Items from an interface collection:
******************************

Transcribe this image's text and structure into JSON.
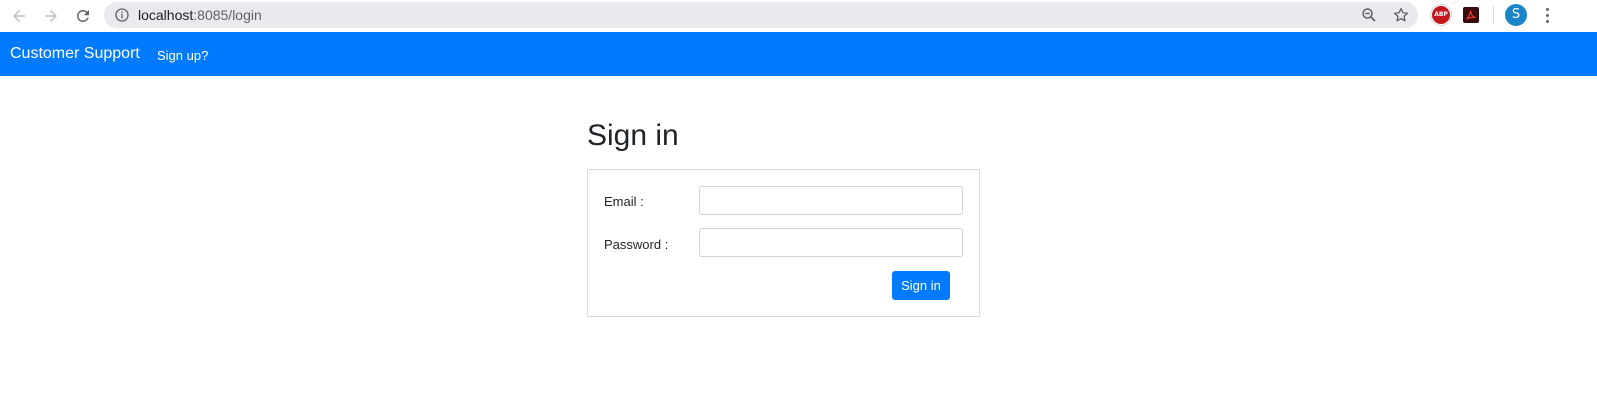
{
  "browser": {
    "url_host": "localhost",
    "url_path": ":8085/login",
    "avatar_letter": "S",
    "extensions": {
      "abp_label": "ABP",
      "pdf_icon": "acrobat-icon"
    }
  },
  "navbar": {
    "brand": "Customer Support",
    "signup_link": "Sign up?"
  },
  "page": {
    "title": "Sign in"
  },
  "form": {
    "email_label": "Email :",
    "email_value": "",
    "password_label": "Password :",
    "password_value": "",
    "submit_label": "Sign in"
  },
  "colors": {
    "primary": "#007bff",
    "avatar": "#1a86c9",
    "abp": "#c4161c"
  }
}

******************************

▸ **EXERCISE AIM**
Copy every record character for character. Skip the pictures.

▸ **WRITTEN RESPONSE**
Transcribe this image's text and structure into JSON.
{
  "browser": {
    "url_host": "localhost",
    "url_path": ":8085/login",
    "avatar_letter": "S",
    "extensions": {
      "abp_label": "ABP",
      "pdf_icon": "acrobat-icon"
    }
  },
  "navbar": {
    "brand": "Customer Support",
    "signup_link": "Sign up?"
  },
  "page": {
    "title": "Sign in"
  },
  "form": {
    "email_label": "Email :",
    "email_value": "",
    "password_label": "Password :",
    "password_value": "",
    "submit_label": "Sign in"
  },
  "colors": {
    "primary": "#007bff",
    "avatar": "#1a86c9",
    "abp": "#c4161c"
  }
}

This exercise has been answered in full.